WARNING: In sharing this information about adverse reactions to antidepressants I always recommend that you also give reference to my CD on safe withdrawal, Help! I Can’t Get Off My Antidepressant!, so that we do not have more people dropping off these drugs too quickly – a move which I have warned from the beginning can be even more dangerous than staying on the drugs!
The FDA also now warns that any abrupt change in dose of an antidepressant can produce suicide, hostility or psychosis. And these reactions can either come on very rapidly or even be delayed for months depending upon the adverse effects upon sleep patterns when the withdrawal is rapid! You can find the CD on safe and effective withdrawal helps here: http://store.drugawareness.org/
Ann Blake Tracy, Executive Director,
International Coalition for Drug Awareness
www.drugawareness.org & http://ssristories.drugawareness.org
Author: ”Prozac: Panacea or Pandora? – Our Serotonin Nightmare – The Complete Truth of the Full Impact of Antidepressants Upon Us & Our World” & Withdrawal CD “Help! I Can’t Get Off My Antidepressant!”
Aussie Doctors Are Depressed, Stressed
More than a quarter of doctors are likely to have a minor psychiatric disorder and one in ten has had suicidal thoughts, according to a major study.
Doctors are far more depressed and stressed than other Australians, with a disproportionate number having suicidal thoughts, according to a major study.
Students and doctors aged under 30, particularly women, are at most risk of suicidal thoughts and mental illness, according to the survey commissioned by mental health charity beyondblue.
Oncologists are the most psychologically distressed specialists, while doctors who do not deal directly with patients think about suicide most often.
One in five medical students and one in ten doctors have had suicidal thoughts in the previous 12 months, compared with one in 45 people in the wider community, according to the report.
Based on responses to the survey, more than a quarter of doctors are likely to have a minor psychiatric disorder like mild depression or mild anxiety, which is much more than the broader community.
Although many doctors are embarrassed to admit they have a problem, they are more likely to seek help than the general population.
This is a good sign, says Dr Mukesh Haikerwal, former Australian Medical Association president and chair of the beyondblue doctors mental health program.
“It is a step towards removing the stigma from mental illness.
“Doctors are role models. They lead by example and will encourage other members of the population to seek help early.
“There is great resilience within the medical profession but doctors do fall into depression and anxiety and must get early treatment and intervention,” he says.
The Roy Morgan survey, which was completed by more than 14,000 doctors and medical students, shows men work longer hours and engage in more risky drinking, but women doctors are more distressed and think about suicide more often.
Perceived stigma is rife, with four in 10 agreeing that many doctors think less of doctors who have experienced depression or anxiety.

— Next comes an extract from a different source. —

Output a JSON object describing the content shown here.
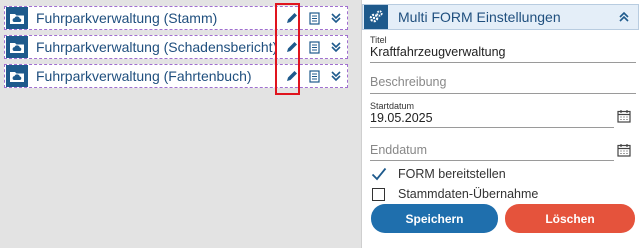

Just under five per cent list bullying and 1.7% list racism as a cause of stress.
Kate Carnell, the CEO of beyondblue, says the survey identifies the challenges the medical community faces and outlines how they can be tackled.
“This includes initiatives such as a mental health strategy for the Australian medical community, guidelines around working hours and better mental health education in universities to reduce stigma.
“If doctors do not deal with the mental health issues they are experiencing it can affect their ability to deliver the best care,” she says.